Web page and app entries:
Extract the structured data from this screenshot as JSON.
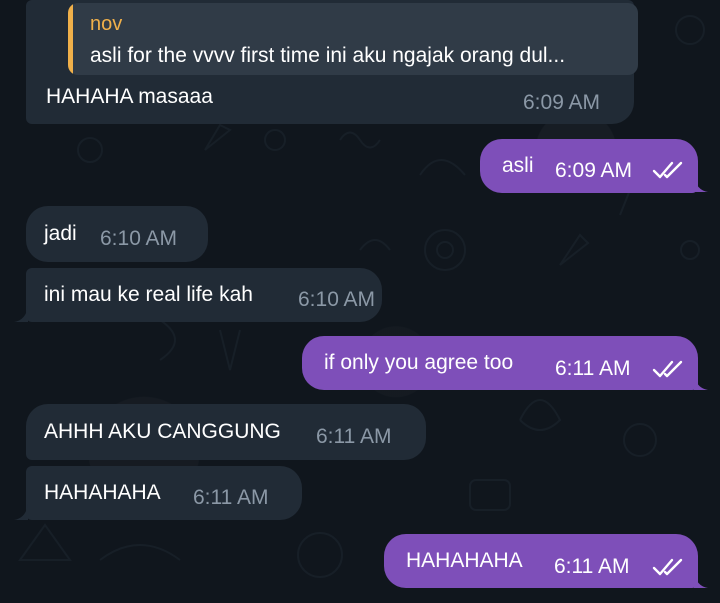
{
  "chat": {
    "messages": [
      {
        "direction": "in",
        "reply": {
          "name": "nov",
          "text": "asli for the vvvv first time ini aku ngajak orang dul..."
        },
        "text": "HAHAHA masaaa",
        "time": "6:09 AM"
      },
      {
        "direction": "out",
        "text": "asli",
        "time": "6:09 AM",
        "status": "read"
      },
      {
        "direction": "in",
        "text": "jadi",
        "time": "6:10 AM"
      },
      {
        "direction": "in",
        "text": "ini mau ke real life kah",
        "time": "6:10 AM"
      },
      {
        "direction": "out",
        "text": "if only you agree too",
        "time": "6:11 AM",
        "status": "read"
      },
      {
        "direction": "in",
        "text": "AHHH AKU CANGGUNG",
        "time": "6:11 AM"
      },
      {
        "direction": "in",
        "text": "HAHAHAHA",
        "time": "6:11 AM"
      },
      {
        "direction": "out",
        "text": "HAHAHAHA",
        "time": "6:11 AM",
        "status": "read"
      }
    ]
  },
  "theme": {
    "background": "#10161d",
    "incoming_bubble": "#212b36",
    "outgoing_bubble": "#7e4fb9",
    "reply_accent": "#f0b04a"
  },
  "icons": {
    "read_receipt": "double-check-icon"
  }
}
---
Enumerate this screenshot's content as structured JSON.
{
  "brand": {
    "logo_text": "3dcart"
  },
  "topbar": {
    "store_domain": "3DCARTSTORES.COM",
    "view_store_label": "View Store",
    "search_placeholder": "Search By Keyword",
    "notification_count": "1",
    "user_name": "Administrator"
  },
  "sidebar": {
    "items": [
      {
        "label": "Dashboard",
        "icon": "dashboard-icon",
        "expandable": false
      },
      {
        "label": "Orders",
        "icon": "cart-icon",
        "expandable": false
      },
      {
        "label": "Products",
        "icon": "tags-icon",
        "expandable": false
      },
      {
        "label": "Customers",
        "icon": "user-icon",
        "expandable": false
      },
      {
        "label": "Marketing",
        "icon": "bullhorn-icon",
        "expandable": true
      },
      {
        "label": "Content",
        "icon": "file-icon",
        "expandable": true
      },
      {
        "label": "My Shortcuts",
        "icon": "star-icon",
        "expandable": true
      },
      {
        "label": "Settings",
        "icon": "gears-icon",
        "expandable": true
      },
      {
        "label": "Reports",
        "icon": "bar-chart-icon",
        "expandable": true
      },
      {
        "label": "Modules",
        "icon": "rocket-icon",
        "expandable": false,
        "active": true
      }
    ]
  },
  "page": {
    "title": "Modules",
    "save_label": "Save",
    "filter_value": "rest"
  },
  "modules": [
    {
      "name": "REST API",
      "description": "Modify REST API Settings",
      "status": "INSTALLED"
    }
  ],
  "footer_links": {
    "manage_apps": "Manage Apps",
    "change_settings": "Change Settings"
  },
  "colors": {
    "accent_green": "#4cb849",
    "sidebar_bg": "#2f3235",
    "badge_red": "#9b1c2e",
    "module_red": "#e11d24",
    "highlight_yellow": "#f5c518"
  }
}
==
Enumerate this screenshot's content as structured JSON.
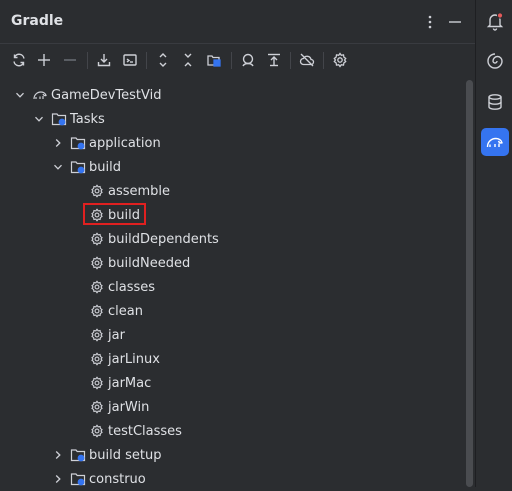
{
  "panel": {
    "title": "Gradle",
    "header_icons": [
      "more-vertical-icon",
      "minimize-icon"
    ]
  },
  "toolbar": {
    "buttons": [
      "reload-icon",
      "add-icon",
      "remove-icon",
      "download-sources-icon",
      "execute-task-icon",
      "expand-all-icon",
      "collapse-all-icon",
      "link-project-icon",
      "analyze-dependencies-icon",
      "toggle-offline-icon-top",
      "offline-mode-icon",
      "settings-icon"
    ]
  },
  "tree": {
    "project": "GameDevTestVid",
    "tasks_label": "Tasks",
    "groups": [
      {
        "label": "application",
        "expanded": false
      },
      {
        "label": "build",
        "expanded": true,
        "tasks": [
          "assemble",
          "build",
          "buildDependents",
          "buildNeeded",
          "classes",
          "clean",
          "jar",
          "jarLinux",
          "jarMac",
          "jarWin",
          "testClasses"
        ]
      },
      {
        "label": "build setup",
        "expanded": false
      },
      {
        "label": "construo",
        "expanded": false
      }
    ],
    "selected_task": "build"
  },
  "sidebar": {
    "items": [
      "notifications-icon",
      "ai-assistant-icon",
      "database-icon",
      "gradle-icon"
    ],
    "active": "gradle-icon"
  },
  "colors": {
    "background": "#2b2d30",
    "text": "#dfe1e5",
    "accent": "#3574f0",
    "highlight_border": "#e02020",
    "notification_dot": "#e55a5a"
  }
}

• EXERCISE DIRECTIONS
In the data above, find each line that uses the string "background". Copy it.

• TASK ANSWER
    "background": "#10161d",
    "background": "#2b2d30",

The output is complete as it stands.